*The words extraordinary, fantastic, incredible and their like are used liberally. Most people are relatively desensitized to the impact of their meaning. I’ll try to stay away from using them. However when I do slip-up, please consider my word placement without a hint of exaggeration.
Upon landing at Narita Airport I faced figuring out an accommodation. My phone had adopted some connection issues caused by a VPN I used in China. However I followed signs that read “Tokyo Station” and asked some backpackers if they knew the names of any cheap accommodations. They did, and mentioned to me several that I forgot almost immediately.
Within an hour I was standing in Tokyo Station. I didn’t have a place to go or a plan on how to find one. My situation was best described as having been completely at the mercy of the city and its people.
These last few days I’ve spent in Japan have unraveled as my life’s most humbling experience. It’s broadened my understanding of people, society, and culture by challenging the assumptions I had grown to adopt. Out of the thirty-plus countries I’ve spent time in, Japan is undoubtedly the most extraordinary. Never have I felt so privileged to visit a place.
In Japan, civilization is more advanced. At least that is what I found. Unlike the many cultures that have jeopardized their traditional ways to adopt western principles, Japan has seemed to cherry pick the most valuable qualities of western culture. Using them only to enhance their own way of life, while at the same time keeping prominent their century old ways.
My trip started in Tokyo before taking me to Kyoto and Osaka. Every night I went to sleep with sore legs from the many miles I walked in each city. At first I thought I had just happened upon the best neighborhoods. Ones that were kept meticulously clean and filled with sophisticated and put together people. But as I kept on nothing changed. Not once.
Every metro attendant and police man wore white gloves and a freshly pressed suit. Not one citizen didn’t overextend themselves to assist me with directions – whether that was taking the time themselves or personally leading me somewhere I would be helped. And the level of service one could expect, whether in a 5-star sushi restaurant or 200YEN soba noodle shop, held equal.
The people embodied a friendliness I’d only ever heard fabled about as an American past time. Everyone behaved as though they strived to be the best person they could be, regardless of their position in society or situation in life. Throughout my trip I was constantly exposed to their obedience, respect, and selfless qualities, demonstrated through seemingly insignificant anecdotes. However when I compare them back to my own country, as well as the ones I’ve visited, they impossible to expect of people.

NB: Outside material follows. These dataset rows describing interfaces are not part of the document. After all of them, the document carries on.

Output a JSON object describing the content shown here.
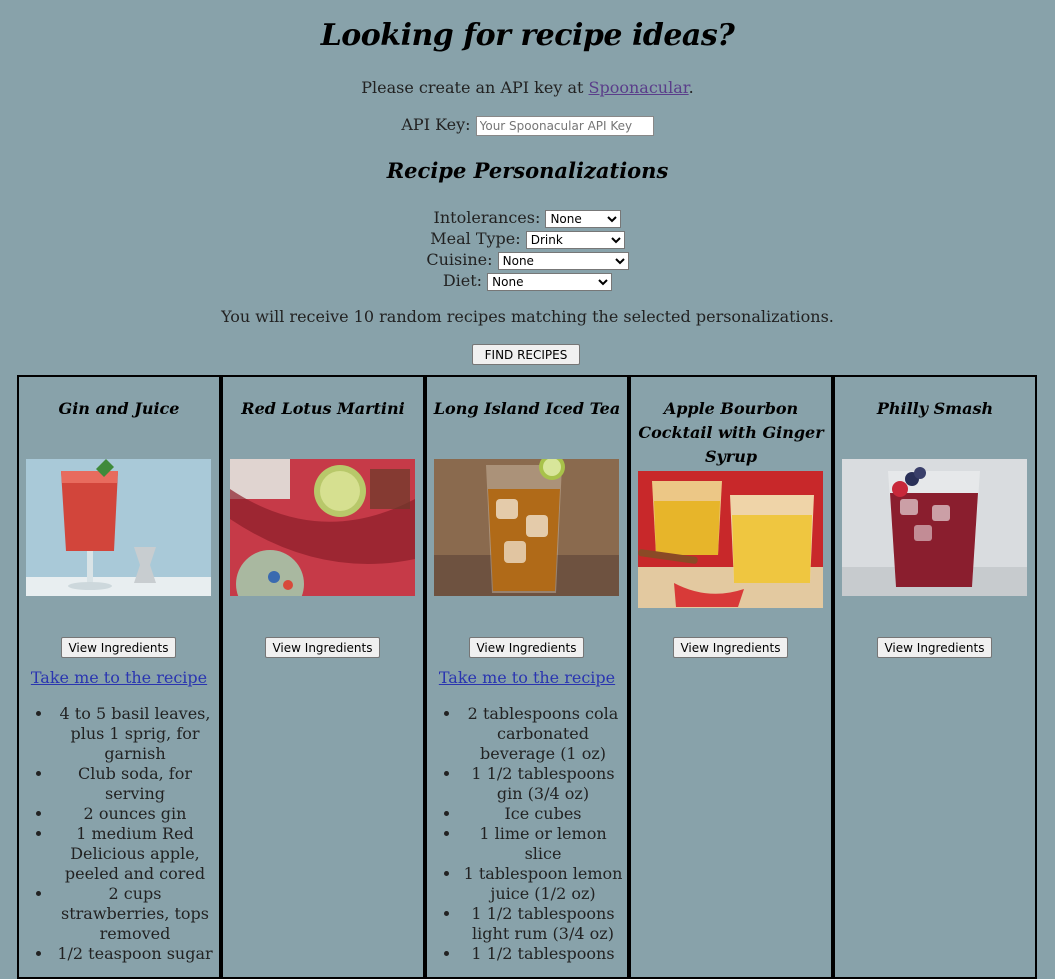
{
  "header": {
    "title": "Looking for recipe ideas?",
    "api_note_prefix": "Please create an API key at ",
    "api_link": "Spoonacular",
    "api_note_suffix": ".",
    "api_label": "API Key:",
    "api_placeholder": "Your Spoonacular API Key"
  },
  "personalizations": {
    "heading": "Recipe Personalizations",
    "intolerances": {
      "label": "Intolerances:",
      "value": "None"
    },
    "meal_type": {
      "label": "Meal Type:",
      "value": "Drink"
    },
    "cuisine": {
      "label": "Cuisine:",
      "value": "None"
    },
    "diet": {
      "label": "Diet:",
      "value": "None"
    },
    "info": "You will receive 10 random recipes matching the selected personalizations.",
    "find_button": "FIND RECIPES"
  },
  "recipes": [
    {
      "title": "Gin and Juice",
      "view_label": "View Ingredients",
      "link_label": "Take me to the recipe",
      "ingredients": [
        "4 to 5 basil leaves, plus 1 sprig, for garnish",
        "Club soda, for serving",
        "2 ounces gin",
        "1 medium Red Delicious apple, peeled and cored",
        "2 cups strawberries, tops removed",
        "1/2 teaspoon sugar"
      ]
    },
    {
      "title": "Red Lotus Martini",
      "view_label": "View Ingredients"
    },
    {
      "title": "Long Island Iced Tea",
      "view_label": "View Ingredients",
      "link_label": "Take me to the recipe",
      "ingredients": [
        "2 tablespoons cola carbonated beverage (1 oz)",
        "1 1/2 tablespoons gin (3/4 oz)",
        "Ice cubes",
        "1 lime or lemon slice",
        "1 tablespoon lemon juice (1/2 oz)",
        "1 1/2 tablespoons light rum (3/4 oz)",
        "1 1/2 tablespoons"
      ]
    },
    {
      "title": "Apple Bourbon Cocktail with Ginger Syrup",
      "view_label": "View Ingredients"
    },
    {
      "title": "Philly Smash",
      "view_label": "View Ingredients"
    }
  ]
}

Here are some examples. You can walk for miles in Tokyo without seeing a trash can. They nearly don’t exist. At the same time any trash, whether it be a bottle or cigarette butt, is a miracle sighting. The public restrooms located in the busiest parts of the city are kept cleaner than I ever experienced at my alma matter. Not a single person jaywalks, no matter how empty a street. Everyone waits for the signal to turn green. And even from an obvious tourist, the taxi drivers thankfully refused accepting my tips.
If I had the money, I’d fly every one of my dear friends and family to Japan immediately. Despite having to duck through doorways, the country has completely captured me. And it has done so in a way that no other country has. Being there has been an education in possibilities. Possibilities of how people can behave and a society can function. I cannot wait to return. And not only become more aware of what’s happening there, but hopefully begin to understand how exactly it’s enabled.